Child support is the regular payment made by one parent to the other parent, or carer, for the benefit of the child of the relationship after separation.

Child Support is governed by the Child Support (Assessment) Act 1989 as opposed to the Family Law Act and is assessed by the Child Support Agency. Because of this, the assessment of child support is an administrative function and has vastly reduced the role of lawyers and the court system.

In its assessment, the Child Support Agency will follow eight steps to calculate the amount of child support payable: 

  1. Work out your child support income (if you have dependent children or more than two child support assessments, this will be taken into account at this step)
  2. Work out the combined child support income
  3. Work out your income percentage
  4. Work out your care percentage
  5. Work out your cost percentage
  6. Work out your child support percentage
  7. Work out the cost of your child (you will get either a positive or negative child support percentage. If the percentage is positive, you will need to pay child support)
  8. Work out the child support amount

You can enter into a private arrangement with your former partner in place of the Child Support Agency’s assessment that can be formalised through a Limited Child Support Agreement or a Binding Child Support Agreement.

Limited Child Support Agreements allow parents some flexibility to provide an approach to manage their child support arrangements. These types of agreements will not be accepted by the Child Support Agency if the payments are less than the amount determined by a child support assessment.

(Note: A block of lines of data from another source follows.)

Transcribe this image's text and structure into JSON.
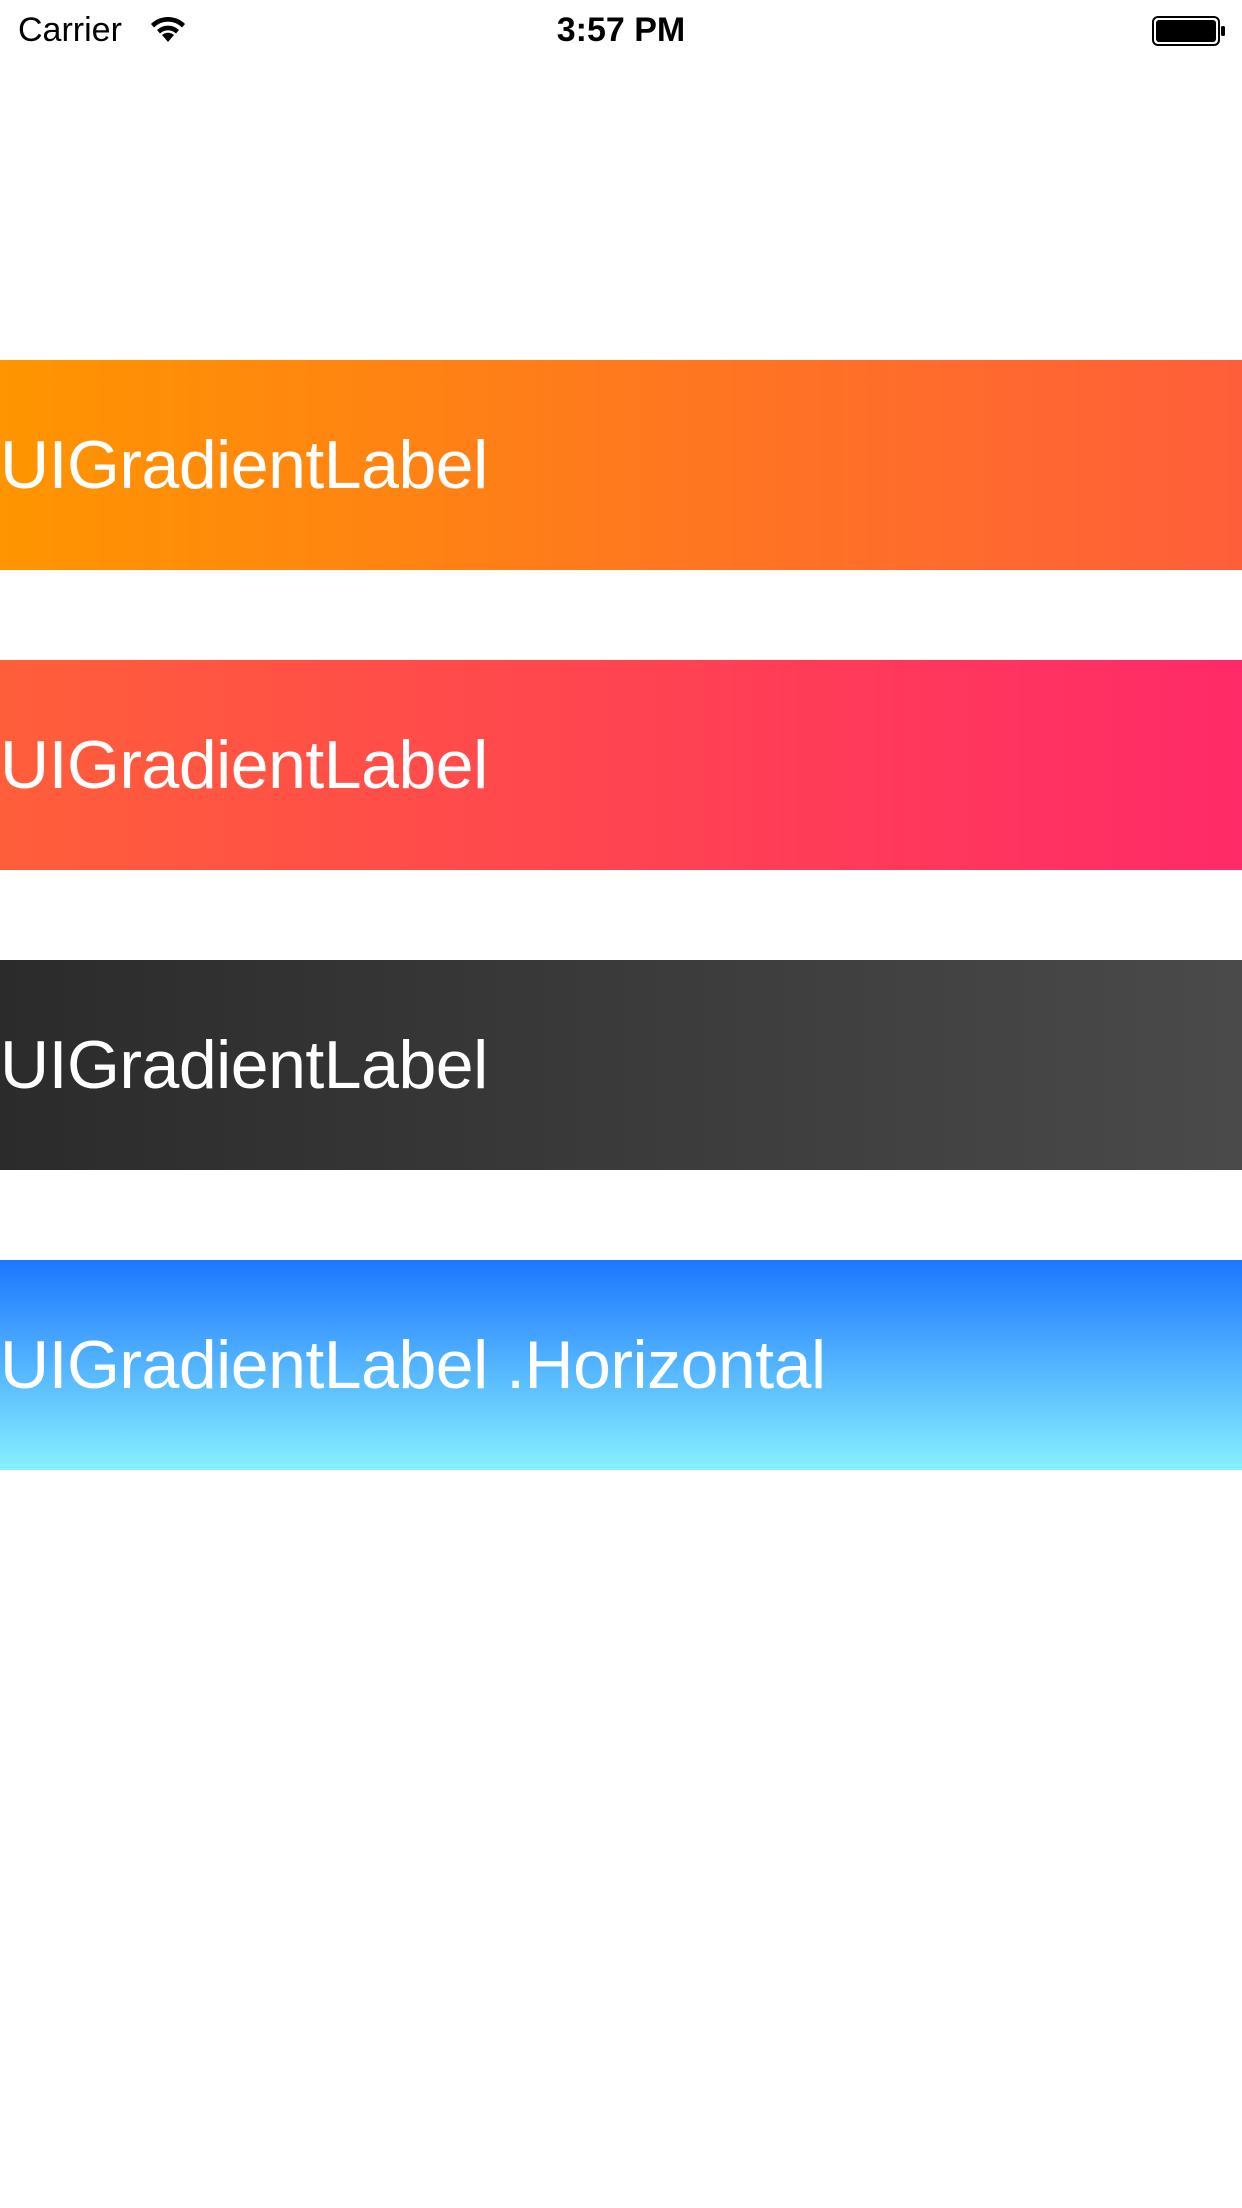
{
  "status_bar": {
    "carrier": "Carrier",
    "time": "3:57 PM",
    "icons": [
      "wifi-icon",
      "battery-icon"
    ]
  },
  "labels": [
    {
      "text": "UIGradientLabel",
      "gradient_direction": "left-to-right",
      "colors": [
        "#ff9500",
        "#ff5e3a"
      ]
    },
    {
      "text": "UIGradientLabel",
      "gradient_direction": "left-to-right",
      "colors": [
        "#ff5e3a",
        "#ff2a68"
      ]
    },
    {
      "text": "UIGradientLabel",
      "gradient_direction": "left-to-right",
      "colors": [
        "#2b2b2b",
        "#4a4a4a"
      ]
    },
    {
      "text": "UIGradientLabel .Horizontal",
      "gradient_direction": "top-to-bottom",
      "colors": [
        "#1d77ff",
        "#87f0ff"
      ]
    }
  ]
}
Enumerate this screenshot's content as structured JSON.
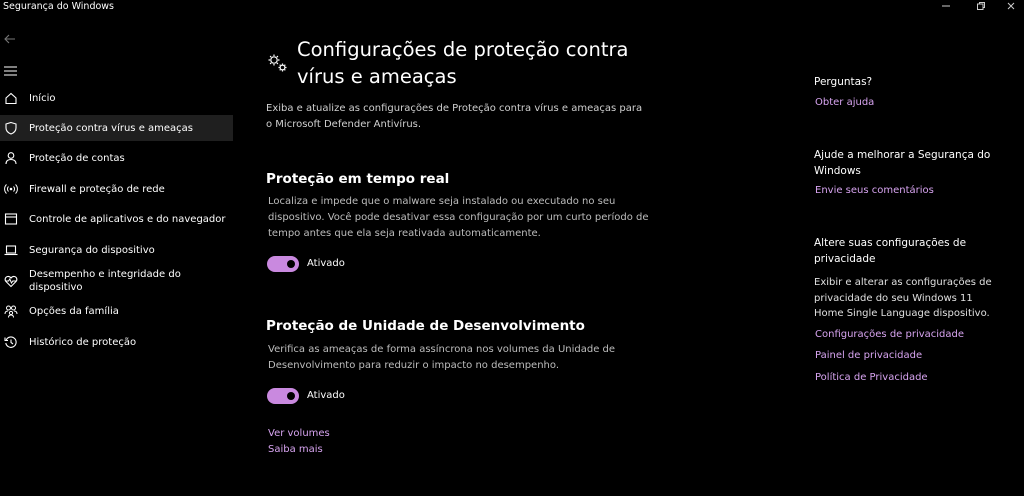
{
  "window": {
    "title": "Segurança do Windows"
  },
  "nav": {
    "items": [
      {
        "label": "Início"
      },
      {
        "label": "Proteção contra vírus e ameaças"
      },
      {
        "label": "Proteção de contas"
      },
      {
        "label": "Firewall e proteção de rede"
      },
      {
        "label": "Controle de aplicativos e do navegador"
      },
      {
        "label": "Segurança do dispositivo"
      },
      {
        "label": "Desempenho e integridade do dispositivo"
      },
      {
        "label": "Opções da família"
      },
      {
        "label": "Histórico de proteção"
      }
    ]
  },
  "main": {
    "title": "Configurações de proteção contra vírus e ameaças",
    "description": "Exiba e atualize as configurações de Proteção contra vírus e ameaças para o Microsoft Defender Antivírus.",
    "realtime": {
      "title": "Proteção em tempo real",
      "text": "Localiza e impede que o malware seja instalado ou executado no seu dispositivo. Você pode desativar essa configuração por um curto período de tempo antes que ela seja reativada automaticamente.",
      "toggle_label": "Ativado",
      "enabled": true
    },
    "devdrive": {
      "title": "Proteção de Unidade de Desenvolvimento",
      "text": "Verifica as ameaças de forma assíncrona nos volumes da Unidade de Desenvolvimento para reduzir o impacto no desempenho.",
      "toggle_label": "Ativado",
      "enabled": true,
      "link_volumes": "Ver volumes",
      "link_learn": "Saiba mais"
    }
  },
  "side": {
    "questions_title": "Perguntas?",
    "get_help": "Obter ajuda",
    "improve_title": "Ajude a melhorar a Segurança do Windows",
    "feedback": "Envie seus comentários",
    "privacy_title": "Altere suas configurações de privacidade",
    "privacy_text": "Exibir e alterar as configurações de privacidade do seu Windows 11 Home Single Language dispositivo.",
    "privacy_settings": "Configurações de privacidade",
    "privacy_dashboard": "Painel de privacidade",
    "privacy_policy": "Política de Privacidade"
  },
  "colors": {
    "accent": "#c989df",
    "link": "#d7a4f0",
    "background": "#000000"
  }
}
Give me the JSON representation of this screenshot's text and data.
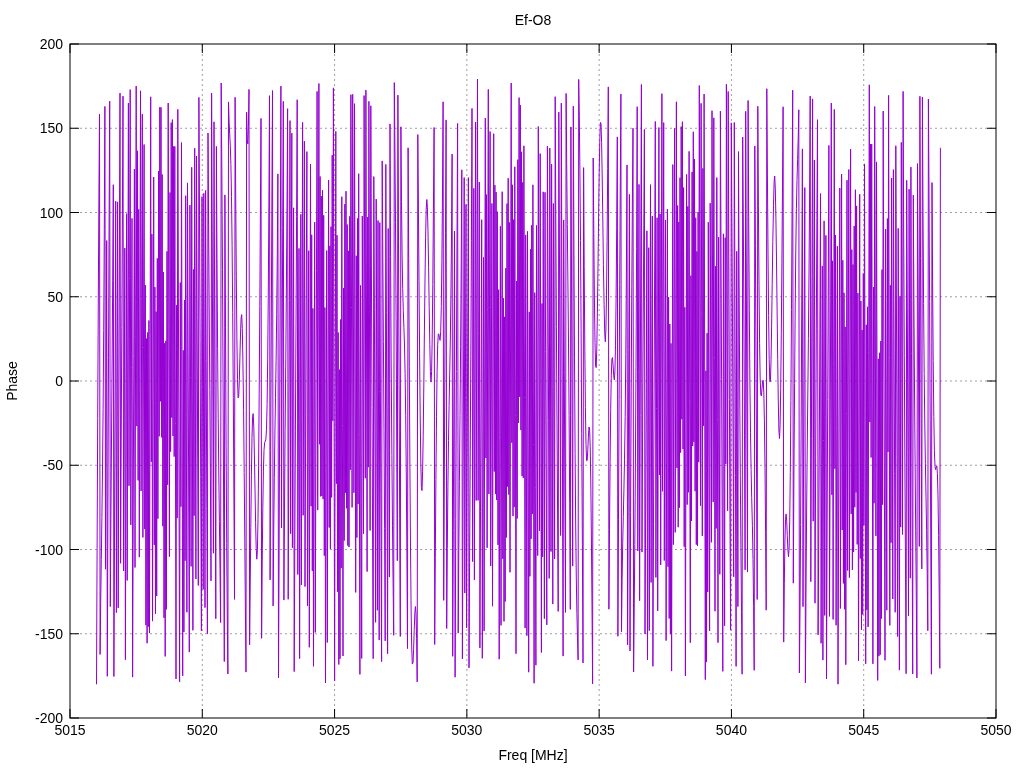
{
  "plot": {
    "chart_data": {
      "type": "line",
      "title": "Ef-O8",
      "xlabel": "Freq [MHz]",
      "ylabel": "Phase",
      "xlim": [
        5015,
        5050
      ],
      "ylim": [
        -200,
        200
      ],
      "xticks": [
        5015,
        5020,
        5025,
        5030,
        5035,
        5040,
        5045,
        5050
      ],
      "yticks": [
        -200,
        -150,
        -100,
        -50,
        0,
        50,
        100,
        150,
        200
      ],
      "grid": true
    }
  }
}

Binding Child Support Agreements allows parents to make binding agreements about child support payments. These types of agreements are accepted by Child Support Agency. Independent legal advice must, however, be obtained before entering into a Binding Child Support Agreement.

The child support system in Australia is complex so the best thing to do if you have separated and have children is to contact the Child Support Agency to get information specific to your circumstances.